Collapse of Private Bus Service
Railway station masters resumed their strike yesterday on allegations of the breakdown in the administration of Sri Lanka Railways (SLR) among others, thereby once more disrupting the country’s train services.
This follows the virtual collapse of the 31-year-old private bus transport service, throwing commuters into disarray and further scarring the already haemorrhaging economy, while the Government, like the three proverbial monkeys, ‘see no evil, hear no evil and speak no evil’, remains nonchalant.
It’s paradoxical that the collapse of the private bus transport system took place after the Government allowed the bus transport system, both public and private, to increase bus fares from between 17-21 per cent, the latter, vis-à-vis the minimum fare being up by Rs 3, i.e. from Rs 14 to Rs 17, another case of the Government missing the bus, by treating the symptoms and not the causes of the disease.
Three reasons have been adduced for the near collapse of the private bus transport system.

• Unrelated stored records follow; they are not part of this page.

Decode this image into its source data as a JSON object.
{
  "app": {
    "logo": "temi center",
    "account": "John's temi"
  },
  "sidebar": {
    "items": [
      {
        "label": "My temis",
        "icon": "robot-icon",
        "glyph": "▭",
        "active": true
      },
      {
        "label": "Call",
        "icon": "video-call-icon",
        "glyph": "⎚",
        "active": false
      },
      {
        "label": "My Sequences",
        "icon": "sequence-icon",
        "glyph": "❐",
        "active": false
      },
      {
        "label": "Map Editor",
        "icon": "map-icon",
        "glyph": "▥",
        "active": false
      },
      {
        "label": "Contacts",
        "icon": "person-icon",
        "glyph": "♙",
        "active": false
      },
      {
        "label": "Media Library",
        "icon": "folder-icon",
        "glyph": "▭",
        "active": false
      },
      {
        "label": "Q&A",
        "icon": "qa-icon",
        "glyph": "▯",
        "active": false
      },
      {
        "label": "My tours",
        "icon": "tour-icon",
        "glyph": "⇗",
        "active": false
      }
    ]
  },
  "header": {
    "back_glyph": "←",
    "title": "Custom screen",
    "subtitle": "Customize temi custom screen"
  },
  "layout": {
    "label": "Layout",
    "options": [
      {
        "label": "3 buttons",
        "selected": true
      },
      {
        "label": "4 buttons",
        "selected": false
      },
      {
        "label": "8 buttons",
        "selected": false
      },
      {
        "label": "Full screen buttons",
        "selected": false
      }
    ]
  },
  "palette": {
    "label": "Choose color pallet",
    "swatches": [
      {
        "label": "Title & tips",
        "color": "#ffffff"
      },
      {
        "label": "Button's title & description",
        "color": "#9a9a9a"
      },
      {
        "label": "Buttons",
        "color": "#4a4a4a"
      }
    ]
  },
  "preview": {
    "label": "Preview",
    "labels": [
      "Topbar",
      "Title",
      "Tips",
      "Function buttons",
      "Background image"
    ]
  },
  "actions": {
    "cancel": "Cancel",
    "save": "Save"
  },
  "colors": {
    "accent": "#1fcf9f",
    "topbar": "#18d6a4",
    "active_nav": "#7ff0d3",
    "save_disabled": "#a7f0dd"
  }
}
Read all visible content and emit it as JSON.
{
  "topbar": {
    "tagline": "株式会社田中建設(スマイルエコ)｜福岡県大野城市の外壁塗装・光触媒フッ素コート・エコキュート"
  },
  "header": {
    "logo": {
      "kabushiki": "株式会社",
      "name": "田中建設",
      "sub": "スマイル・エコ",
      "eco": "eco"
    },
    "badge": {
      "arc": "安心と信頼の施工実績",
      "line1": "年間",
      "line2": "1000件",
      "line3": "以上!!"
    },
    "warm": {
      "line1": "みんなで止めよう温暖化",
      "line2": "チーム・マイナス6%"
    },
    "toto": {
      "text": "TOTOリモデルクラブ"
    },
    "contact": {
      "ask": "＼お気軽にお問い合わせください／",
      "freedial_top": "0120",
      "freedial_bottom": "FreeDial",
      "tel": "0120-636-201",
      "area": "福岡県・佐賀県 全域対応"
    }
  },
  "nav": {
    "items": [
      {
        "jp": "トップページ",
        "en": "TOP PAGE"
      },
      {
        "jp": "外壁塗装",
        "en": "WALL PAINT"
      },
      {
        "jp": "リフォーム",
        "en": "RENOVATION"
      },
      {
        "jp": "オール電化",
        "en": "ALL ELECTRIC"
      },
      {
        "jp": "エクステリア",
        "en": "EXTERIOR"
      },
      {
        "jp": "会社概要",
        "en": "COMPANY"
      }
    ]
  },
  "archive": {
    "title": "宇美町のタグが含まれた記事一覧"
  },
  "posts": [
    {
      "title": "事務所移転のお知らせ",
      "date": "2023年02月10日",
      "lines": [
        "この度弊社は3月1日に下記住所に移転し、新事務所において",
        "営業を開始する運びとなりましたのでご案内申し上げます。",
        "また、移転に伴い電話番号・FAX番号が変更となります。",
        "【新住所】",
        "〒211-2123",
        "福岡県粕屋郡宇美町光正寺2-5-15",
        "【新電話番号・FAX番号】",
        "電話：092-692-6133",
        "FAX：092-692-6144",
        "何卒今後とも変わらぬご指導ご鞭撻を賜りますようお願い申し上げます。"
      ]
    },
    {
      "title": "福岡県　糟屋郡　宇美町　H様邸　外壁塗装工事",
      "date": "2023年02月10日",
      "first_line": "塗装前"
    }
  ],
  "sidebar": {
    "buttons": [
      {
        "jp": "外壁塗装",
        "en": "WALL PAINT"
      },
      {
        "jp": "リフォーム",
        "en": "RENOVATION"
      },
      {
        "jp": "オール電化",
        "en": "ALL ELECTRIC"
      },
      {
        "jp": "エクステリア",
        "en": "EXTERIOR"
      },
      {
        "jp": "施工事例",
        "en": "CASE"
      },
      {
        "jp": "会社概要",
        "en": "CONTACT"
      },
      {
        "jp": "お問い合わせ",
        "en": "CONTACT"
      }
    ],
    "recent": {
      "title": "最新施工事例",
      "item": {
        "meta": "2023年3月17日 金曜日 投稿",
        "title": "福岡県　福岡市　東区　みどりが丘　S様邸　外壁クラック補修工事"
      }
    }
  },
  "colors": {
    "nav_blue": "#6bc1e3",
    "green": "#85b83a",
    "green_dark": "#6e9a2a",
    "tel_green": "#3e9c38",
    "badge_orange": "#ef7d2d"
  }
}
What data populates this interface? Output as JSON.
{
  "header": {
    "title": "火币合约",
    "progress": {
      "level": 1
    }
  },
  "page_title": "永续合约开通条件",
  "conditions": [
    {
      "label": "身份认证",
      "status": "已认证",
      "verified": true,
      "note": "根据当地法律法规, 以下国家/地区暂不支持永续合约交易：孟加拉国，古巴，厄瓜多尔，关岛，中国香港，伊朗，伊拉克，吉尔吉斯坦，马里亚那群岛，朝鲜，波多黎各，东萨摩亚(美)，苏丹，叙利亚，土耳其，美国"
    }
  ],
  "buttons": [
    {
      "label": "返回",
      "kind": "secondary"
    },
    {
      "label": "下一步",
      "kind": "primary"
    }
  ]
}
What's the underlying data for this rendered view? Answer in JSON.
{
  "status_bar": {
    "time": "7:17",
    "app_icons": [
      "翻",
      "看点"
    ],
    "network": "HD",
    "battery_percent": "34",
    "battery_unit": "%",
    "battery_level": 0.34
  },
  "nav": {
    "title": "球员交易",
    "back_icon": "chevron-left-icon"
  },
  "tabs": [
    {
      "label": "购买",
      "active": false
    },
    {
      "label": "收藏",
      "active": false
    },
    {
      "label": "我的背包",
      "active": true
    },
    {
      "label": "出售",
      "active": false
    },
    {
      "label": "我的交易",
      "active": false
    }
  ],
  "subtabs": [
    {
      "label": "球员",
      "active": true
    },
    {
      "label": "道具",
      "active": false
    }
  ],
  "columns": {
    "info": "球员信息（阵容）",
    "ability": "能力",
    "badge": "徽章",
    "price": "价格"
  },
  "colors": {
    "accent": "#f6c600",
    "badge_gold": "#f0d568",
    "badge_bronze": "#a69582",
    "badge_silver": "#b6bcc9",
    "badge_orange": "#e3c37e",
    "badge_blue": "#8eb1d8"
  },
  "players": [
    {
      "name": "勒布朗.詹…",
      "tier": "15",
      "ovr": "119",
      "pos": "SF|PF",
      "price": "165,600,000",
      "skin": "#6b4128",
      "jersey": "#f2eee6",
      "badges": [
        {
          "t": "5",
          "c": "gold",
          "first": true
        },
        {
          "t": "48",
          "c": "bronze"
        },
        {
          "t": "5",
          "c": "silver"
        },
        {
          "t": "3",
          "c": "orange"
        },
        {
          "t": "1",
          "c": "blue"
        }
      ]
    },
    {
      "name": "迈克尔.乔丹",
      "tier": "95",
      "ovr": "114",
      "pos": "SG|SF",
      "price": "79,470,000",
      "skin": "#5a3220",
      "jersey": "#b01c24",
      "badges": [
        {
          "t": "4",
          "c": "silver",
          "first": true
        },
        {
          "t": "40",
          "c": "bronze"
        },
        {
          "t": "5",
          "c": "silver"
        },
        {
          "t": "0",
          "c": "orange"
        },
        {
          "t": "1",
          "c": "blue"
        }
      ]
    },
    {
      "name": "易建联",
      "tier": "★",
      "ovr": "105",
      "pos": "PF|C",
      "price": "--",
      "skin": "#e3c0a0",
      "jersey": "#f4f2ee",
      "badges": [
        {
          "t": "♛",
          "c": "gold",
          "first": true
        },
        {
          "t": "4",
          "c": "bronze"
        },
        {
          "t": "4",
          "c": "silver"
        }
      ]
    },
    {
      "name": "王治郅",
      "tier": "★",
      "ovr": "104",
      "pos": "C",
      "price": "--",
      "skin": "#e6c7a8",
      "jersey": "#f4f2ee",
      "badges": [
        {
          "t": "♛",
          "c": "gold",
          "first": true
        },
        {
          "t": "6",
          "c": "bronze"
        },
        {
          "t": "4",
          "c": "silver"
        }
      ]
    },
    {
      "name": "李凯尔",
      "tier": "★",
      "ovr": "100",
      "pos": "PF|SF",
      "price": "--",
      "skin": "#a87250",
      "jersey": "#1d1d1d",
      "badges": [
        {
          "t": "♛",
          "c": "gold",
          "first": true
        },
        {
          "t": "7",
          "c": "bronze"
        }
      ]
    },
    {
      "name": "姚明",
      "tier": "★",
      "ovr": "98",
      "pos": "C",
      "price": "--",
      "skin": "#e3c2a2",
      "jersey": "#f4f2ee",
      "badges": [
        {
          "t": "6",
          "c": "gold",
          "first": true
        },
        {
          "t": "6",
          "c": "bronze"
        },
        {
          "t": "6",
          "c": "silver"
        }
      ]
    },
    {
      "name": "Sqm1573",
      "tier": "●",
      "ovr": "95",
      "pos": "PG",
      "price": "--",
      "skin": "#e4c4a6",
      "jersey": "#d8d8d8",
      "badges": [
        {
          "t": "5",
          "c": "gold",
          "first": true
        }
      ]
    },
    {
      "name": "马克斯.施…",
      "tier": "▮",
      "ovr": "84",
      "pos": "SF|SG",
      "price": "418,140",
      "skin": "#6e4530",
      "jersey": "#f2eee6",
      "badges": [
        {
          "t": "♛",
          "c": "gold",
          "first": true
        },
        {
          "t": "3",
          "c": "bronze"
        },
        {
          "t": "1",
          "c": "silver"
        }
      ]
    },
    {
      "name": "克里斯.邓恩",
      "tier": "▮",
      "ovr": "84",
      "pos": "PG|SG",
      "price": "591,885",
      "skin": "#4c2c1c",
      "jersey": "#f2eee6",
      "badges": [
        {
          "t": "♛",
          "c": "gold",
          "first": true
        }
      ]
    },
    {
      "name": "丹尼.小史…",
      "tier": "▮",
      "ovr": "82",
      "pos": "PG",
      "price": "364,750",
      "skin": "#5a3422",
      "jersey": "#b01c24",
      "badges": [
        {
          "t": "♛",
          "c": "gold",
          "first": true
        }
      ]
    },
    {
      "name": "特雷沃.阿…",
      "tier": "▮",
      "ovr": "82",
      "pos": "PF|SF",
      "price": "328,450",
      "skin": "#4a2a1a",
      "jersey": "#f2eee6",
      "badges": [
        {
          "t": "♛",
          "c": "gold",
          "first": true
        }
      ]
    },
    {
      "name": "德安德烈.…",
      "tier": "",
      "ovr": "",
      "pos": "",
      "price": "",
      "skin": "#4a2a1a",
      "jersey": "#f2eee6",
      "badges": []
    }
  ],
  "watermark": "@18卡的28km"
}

They are the high cost of living, forcing bus operators to sell off their assets to make ends meet, the inability of bus operators to pay their leases due to the downturn of the economy leading to the seizure of such assets and lastly, private bus conductors and drivers giving up their jobs due to the disruptions caused to the public transport system by the frequent lockdowns and shutdowns led by the Covid-19 Pandemic, beginning nearly two years ago in March 2020.
Therefore, the macroeconomic problems facing bus operators need to be resolved and resolved fast, in the larger interest of the economy.
If in 1981 the bus commuter problem was solved by opening up this sector to private bus operators, in 2022, the resurfacing of this issue may be once more be resolved by providing handouts and other means of relief to private bus operators by the Government.
The Rs 220 billion relief package announced by President Gotabaya Rajapaksa’s younger brother, Finance Minister Basil Rajapaksa, on 3 January doesn’t address bus operator woes and by an extension bus commuter woes, in other words, masses’ woes, showing how out of step with the masses the present Government is, though only a little over two years in power, vis-à-vis the President being elected to power on 16 November 2019.
This has to be rectified and rectified fast, to prevent the wholesale collapse of the economy.
On the eve of the 16 November 2019 Presidential Poll, Gotabaya Rajapaksa launched his election manifesto titled ‘Vistas of Prosperity and Splendour’.
Vis-à-vis the country’s bus service system, Rajapaksa said, to quote excerpts, “We will modernise the Ceylon Transport Board (CTB) and make it a world class transport service on par with any other developed country. We also intend to re-fleet the current bus stock and introduce environmentally-friendly buses (electric and hybrid buses) to ply within the city limits of the New Colombo.
The current privately-operated buses will be also supported, and we will ensure that public transport coexists as they work to a common timetable, thereby ensuring they too are profitable and can operate within the established public transport framework.
Private bus owners would be given all needed bank loans, tax relief and assistance to re-fleet their bus portfolios and comply with the ‘Green Transport’ concept.”
Where is the fulfilment of these promises?
It’s now more than two years since Rajapaksa was elected to power, but Sri Lanka’s bus transport system, contrary to the President’s vision, is slowly but surely, descending into the abyss, reminiscent of the parlous state of the bus service that existed in the 1970-77 period, when this service was a monopoly of the Government.
But, with the reintroduction of the private bus service 41 years ago, in 1981, coinciding with the change of Government on 21 July 1977, the public transport system was alleviated, led by the public now having a choice, after the monopoly enjoyed by the State-run Sri Lanka Transport Board (SLCTB), the successor to the Ceylon Transport Board (CTB), was broken.
Previously and up to 1957, Sri Lanka’s bus services were a monopoly of the private sector, before this service was nationalised by the Government that was voted into power in 1956, giving birth to the CTB.
When the bus service was a State monopoly, commuters travelling on buses running on Galle Road, known as ‘A2’, Sri Lanka’s busiest road, sometimes had to wait for as long as 40 minutes or even longer, for buses connecting to certain Colombo suburban routes, byways of the Galle Road.
Due to the scarcity of buses, commuters also had to travel jam-packed.
But with the reintroduction of private buses, these twin afflictions were treated.
However, the unbroken transformation experienced in Sri Lanka’s bus transport system for 31 years from 1981 to 2021 (last year) took a turn for the worse with the virtual collapse of the private bus services of this country beginning from this year, another of several wake-up calls for the Rajapaksa Government. “There’s none so blind as those who will not see.”